I hate this election season, like I hate anything that I find difficulty in explaining to Schuyler not because it’s complex, but because it’s just kind of bad. I feel like every time she hears me explain why a person running for president would lie or mock someone who’s different or say gross things, it dents her a little. Every realization that the world can be awful leaves a little scuff. I hate trying to make sense out of a nationally known comedian going on television and using hate speech to tell the world that she and her friends aren’t fully human. I hate having to tell her that someone wants to be president of her country but they probably aren’t good enough at heart to deserve that job. I hate trying to distill a hard world into something she can digest. I hate having to sell injustice as one of those things that she’s just going to have to accept sometimes.

October 5, 2016

Small expeditions

Today at Support for Special Needs:
Excerpt: 
Years from now, I hope we see these small expeditions as the beginning of Schuyler's true adventure, the one she takes on by herself, in a world that may be as unprepared for her as she is for it, but which will be hers for the taking nevertheless.

September 21, 2016

Check your local listings, and hold your breath

Today at Support for Special Needs:
Excerpt: 
I feel like there's been a subtle shift in how people with disabilities are perceived in the popular media. I think I heard more about the Paralympics in the media this year than ever before, although still not enough when you consider the extraordinary work the athletes put in. On-screen portrays of people with disabilities are becoming less of a big deal, although again, there's a lot of distance left to cover. And the notorious "R Word" seems to be slowly transforming into, if not a taboo word, at least one mostly perceived as being used and defended by low class persons. Outrage at the mocking of a journalist by a politician probably raised more awareness than all the ribbons and marathons of the past year, so, you know, thanks for that. (I'm hesitant to say his name again, kind of for the same reason I don't look in the mirror and say "Candyman" three times.)

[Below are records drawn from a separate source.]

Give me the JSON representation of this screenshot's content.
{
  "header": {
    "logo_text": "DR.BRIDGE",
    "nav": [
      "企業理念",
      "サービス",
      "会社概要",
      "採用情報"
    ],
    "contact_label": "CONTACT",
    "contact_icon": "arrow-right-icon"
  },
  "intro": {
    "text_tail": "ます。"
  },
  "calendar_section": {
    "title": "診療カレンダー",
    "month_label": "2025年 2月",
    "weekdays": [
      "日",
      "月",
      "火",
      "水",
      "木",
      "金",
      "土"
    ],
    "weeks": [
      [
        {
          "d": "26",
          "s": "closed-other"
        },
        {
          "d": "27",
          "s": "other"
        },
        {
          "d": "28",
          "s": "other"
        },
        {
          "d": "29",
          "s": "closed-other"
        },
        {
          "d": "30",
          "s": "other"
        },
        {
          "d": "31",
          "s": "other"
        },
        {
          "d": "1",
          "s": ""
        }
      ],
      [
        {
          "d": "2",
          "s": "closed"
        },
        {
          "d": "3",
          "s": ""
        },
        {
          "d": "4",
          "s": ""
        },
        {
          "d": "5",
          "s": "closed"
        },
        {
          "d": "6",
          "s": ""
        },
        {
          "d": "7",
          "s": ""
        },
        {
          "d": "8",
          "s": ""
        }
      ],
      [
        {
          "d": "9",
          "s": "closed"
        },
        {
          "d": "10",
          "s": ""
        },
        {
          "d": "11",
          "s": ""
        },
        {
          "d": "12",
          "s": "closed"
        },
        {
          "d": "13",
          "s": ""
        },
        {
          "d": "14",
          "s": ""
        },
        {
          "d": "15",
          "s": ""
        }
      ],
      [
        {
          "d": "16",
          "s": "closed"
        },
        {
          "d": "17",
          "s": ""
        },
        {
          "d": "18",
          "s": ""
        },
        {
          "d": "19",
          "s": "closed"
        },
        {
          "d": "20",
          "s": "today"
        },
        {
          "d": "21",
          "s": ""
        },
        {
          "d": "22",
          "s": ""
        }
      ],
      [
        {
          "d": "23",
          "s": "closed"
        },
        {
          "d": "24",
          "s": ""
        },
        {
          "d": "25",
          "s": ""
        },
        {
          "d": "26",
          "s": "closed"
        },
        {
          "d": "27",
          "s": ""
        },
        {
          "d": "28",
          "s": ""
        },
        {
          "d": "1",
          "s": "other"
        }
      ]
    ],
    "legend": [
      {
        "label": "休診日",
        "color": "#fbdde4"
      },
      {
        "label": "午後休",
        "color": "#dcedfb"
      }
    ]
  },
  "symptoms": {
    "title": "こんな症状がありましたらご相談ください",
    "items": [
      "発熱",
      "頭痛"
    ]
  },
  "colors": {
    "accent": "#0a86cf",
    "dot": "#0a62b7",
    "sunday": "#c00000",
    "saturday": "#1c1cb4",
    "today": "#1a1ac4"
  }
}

September 14, 2016

Toll

Today at Support for Special Needs:
Excerpt: 
Being a special needs parent is an amazing experience, but it runs a deficit. The obstacles that society throws up. The constant struggle to be taken seriously by professionals and educators and family and, well, the world. The ticking clock that runs out way too quickly on the protective cushion our kid's childhood provides until it very much doesn't. The isolation. The pain and anxiety our children feel and our frustrating inability to explain or make right the things that impair their young lives. They learn to find their way, and we are central to that discovery. But it takes its toll.

August 30, 2016

The invisible monsters who walk among us

Today at Support for Special Needs:
Excerpt:  
Everyone cry out, because such a statement demands outcry. Ann Coulter stands proudly and feeds off of us, a vampire hungry for hate and sorrow and lights and cameras. But we stand up and we push back, because "standard retard" doesn't get to flutter out into the air without being swatted at. It doesn't do any good to protest, but it feels evil not to, so we speak up and then we turn back to our lives, our difficult but rewarding lives. Ann Coulter may be rich and she may be famous, but not one of us in the disability community would trade places with her, not for a moment.